- March tin lower on Shanghai Futures Exchange despite a military coup in Myanmar
- China’s manufacturing PMI fell to 51.3 in January from 51.9 December
- China’s non-manufacturing PMI fell to 52.4 in January from 55.7 in December
Three-month aluminium prices on the LME were up across the board by an average of 0.8%, led by a 1.3% rise in nickel ($17,900 per tonne), followed by a 1.1% rise in tin ($22,800 per tonne), while copper was up by 0.6% at $7,862.50 per tonne.
The most-traded base metals contracts on the SHFE were quite polarized with March aluminium leading on the upside with a 2.2% gain, while March tin was down by 2% and March lead was down by 1.5%. Copper was little changed at 57,910 yuan ($9,008) per tonne.
Spot silver ($29.23 per oz) was up by 8.4%, while retail investors target silver probably in an effort to try to unsettle shorts. Spot gold ($1,863.54 per oz) was up by 1.1%, while platinum ($1,121 per oz) and palladium ($2,265 per oz) were up 4.4% and 1.8% respectively.
Despite nervousness in broader markets, the yield on US 10-year treasuries has climbed to 1.08% this morning, up from 1.05% at a similar time on Friday – the recent high was at 1.18%.
Asian-Pacific equities were up across the board this morning: the Hang Seng (+2.06%), the Kospi (+2.7%), the ASX 200 (+0.84%), the CSI (+1.23%) and the Nikkei (+1.55%).
The US Dollar Index is consolidating below recent highs and was recently quoted at 90.58, just below the 90.68 level where it was at a similar time on Friday
The other major currencies were mixed this morning: the euro (1.2122) and the Australian dollar (0.7652) were consolidating, sterling (1.3741) was just below recent highs and the yen (104.70) was weakening.
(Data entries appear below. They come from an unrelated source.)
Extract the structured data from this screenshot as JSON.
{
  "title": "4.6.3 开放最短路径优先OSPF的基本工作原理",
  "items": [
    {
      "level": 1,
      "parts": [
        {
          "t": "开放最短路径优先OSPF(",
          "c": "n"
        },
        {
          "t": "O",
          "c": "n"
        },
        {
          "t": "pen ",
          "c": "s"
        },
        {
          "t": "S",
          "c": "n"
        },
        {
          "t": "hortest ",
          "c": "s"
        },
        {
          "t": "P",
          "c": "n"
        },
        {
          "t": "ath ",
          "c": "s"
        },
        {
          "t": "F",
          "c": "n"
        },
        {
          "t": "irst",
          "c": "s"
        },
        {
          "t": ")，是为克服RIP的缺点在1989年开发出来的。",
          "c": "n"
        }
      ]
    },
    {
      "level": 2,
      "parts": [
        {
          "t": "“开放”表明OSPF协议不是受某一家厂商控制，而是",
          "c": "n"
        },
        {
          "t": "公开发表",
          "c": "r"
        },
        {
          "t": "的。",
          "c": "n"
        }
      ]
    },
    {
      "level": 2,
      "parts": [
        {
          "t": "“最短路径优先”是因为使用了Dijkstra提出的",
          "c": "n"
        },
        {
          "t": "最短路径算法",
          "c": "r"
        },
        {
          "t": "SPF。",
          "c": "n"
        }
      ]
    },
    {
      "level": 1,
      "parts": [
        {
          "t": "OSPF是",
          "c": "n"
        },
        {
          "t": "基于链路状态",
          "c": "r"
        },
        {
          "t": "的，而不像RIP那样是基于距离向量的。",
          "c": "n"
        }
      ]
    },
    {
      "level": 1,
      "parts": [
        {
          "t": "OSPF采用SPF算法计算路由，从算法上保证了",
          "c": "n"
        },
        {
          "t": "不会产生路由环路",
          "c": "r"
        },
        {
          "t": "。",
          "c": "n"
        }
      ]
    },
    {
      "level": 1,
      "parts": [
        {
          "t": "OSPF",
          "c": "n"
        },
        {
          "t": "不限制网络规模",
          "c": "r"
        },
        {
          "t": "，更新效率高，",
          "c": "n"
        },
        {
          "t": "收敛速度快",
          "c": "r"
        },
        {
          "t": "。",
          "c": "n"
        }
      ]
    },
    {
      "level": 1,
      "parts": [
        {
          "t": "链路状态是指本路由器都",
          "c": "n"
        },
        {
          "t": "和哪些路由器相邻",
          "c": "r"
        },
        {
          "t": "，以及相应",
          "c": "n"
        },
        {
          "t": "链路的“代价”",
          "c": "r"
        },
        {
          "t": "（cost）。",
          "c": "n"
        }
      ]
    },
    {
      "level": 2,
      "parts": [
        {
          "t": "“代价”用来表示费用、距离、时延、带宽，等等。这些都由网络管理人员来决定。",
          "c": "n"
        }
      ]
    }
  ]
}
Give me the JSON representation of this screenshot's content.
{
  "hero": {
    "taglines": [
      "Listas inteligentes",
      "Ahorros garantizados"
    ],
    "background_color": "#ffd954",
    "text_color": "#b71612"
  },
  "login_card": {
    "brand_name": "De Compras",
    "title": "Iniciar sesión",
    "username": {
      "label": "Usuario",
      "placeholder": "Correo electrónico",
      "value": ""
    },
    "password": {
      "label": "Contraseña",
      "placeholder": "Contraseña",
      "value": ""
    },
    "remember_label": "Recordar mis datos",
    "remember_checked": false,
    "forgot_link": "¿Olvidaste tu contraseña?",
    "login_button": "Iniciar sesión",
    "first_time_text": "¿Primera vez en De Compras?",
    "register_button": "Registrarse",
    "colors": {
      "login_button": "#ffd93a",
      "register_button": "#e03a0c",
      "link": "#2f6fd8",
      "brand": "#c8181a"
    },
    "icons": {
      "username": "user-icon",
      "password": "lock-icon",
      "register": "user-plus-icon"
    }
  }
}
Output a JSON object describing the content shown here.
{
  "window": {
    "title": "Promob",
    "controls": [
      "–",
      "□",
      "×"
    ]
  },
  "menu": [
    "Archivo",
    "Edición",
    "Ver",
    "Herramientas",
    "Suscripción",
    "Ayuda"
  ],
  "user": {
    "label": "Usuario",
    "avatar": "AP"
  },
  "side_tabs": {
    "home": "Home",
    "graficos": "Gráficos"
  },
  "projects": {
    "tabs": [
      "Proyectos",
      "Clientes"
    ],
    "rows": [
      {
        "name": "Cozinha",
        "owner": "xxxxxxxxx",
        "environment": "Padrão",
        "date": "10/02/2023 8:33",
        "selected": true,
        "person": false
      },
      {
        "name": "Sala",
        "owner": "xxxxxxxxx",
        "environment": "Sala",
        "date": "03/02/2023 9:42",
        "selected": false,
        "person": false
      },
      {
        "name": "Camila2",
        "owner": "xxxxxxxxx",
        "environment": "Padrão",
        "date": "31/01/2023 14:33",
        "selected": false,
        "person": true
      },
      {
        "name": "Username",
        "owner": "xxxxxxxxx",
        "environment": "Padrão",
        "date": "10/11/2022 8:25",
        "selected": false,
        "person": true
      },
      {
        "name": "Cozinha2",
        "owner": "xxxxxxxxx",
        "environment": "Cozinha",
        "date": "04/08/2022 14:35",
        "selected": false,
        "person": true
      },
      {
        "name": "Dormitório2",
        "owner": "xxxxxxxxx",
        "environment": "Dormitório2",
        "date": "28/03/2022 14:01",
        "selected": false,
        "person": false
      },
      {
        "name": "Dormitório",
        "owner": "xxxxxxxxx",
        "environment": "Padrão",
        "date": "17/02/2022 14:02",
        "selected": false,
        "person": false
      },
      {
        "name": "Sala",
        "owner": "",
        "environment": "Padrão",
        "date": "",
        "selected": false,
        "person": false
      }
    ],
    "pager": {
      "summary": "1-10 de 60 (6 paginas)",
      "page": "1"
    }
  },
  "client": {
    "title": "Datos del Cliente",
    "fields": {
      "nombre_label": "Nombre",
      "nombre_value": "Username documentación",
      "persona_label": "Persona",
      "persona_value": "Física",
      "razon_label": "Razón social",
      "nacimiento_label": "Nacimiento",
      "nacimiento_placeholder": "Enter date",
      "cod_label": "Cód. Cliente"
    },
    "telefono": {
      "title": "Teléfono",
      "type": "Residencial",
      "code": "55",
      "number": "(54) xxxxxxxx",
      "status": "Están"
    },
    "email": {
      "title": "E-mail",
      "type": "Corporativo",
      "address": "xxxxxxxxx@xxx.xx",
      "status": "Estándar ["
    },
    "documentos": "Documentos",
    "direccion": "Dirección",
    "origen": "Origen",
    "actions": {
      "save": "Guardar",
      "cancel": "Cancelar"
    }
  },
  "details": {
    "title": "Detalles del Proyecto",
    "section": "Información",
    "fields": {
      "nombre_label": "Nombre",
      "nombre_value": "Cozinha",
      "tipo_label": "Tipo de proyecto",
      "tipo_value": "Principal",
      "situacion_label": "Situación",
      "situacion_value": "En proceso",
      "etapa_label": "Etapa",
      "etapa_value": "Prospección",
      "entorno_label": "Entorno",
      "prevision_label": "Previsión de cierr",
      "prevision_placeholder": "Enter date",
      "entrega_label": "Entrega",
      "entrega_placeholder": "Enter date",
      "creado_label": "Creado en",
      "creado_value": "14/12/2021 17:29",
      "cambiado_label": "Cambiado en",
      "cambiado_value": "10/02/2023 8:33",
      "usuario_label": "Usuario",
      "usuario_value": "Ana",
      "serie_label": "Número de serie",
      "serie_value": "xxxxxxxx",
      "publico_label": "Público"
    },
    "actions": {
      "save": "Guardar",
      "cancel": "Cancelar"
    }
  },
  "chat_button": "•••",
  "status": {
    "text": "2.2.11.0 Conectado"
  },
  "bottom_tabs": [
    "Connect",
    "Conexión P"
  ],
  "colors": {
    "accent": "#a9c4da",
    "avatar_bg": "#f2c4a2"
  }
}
Monday has a busy economic agenda. Data already out showed Japan’s final manufacturing PMI at 49.8 in January, compared with 50 in December, and China’s Caixin manufacturing PMI fell to 51.5 in January from 53 in December. In addition, German retail sales fell by 9.6% month on month in December, after a 1.1% rise a month earlier.
Later there is manufacturing PMI out across Europe and the United States, Italian and EU unemployment rates and data on lending and money supply in the United Kingdom.
Other US releases include construction spending and data from the loan officer survey.
In addition, US Federal Open Market Committee Raphael Bostic is scheduled to speak.
Today’s key themes and views
The gains on the LME seem at odds with the slowdown in manufacturing in China, but it appears that supply concerns, firmer premiums and low treatment charges in a number of the metals are underpinning sentiment. Adverse weather in the northern hemisphere, highs seas affecting shipments from Chile and the potential for more Covid-19 supply disruptions seem to be encouraging consumers to hold more stock.
Despite the apparent support being seen this morning, the metals do seem to have lost upward momentum recently so remain vulnerable overall. While we remain long-term bullish toward the base metals on account of expecting more infrastructure spending, we would not be surprised to see further consolidation as the market adjusts to these already high prices.
Any run-up in silver prices is likely to be an aberration and turn into a spike, so we expect increased volatility. It will be interesting to see to what extent gold and the platinum group metals follow silver.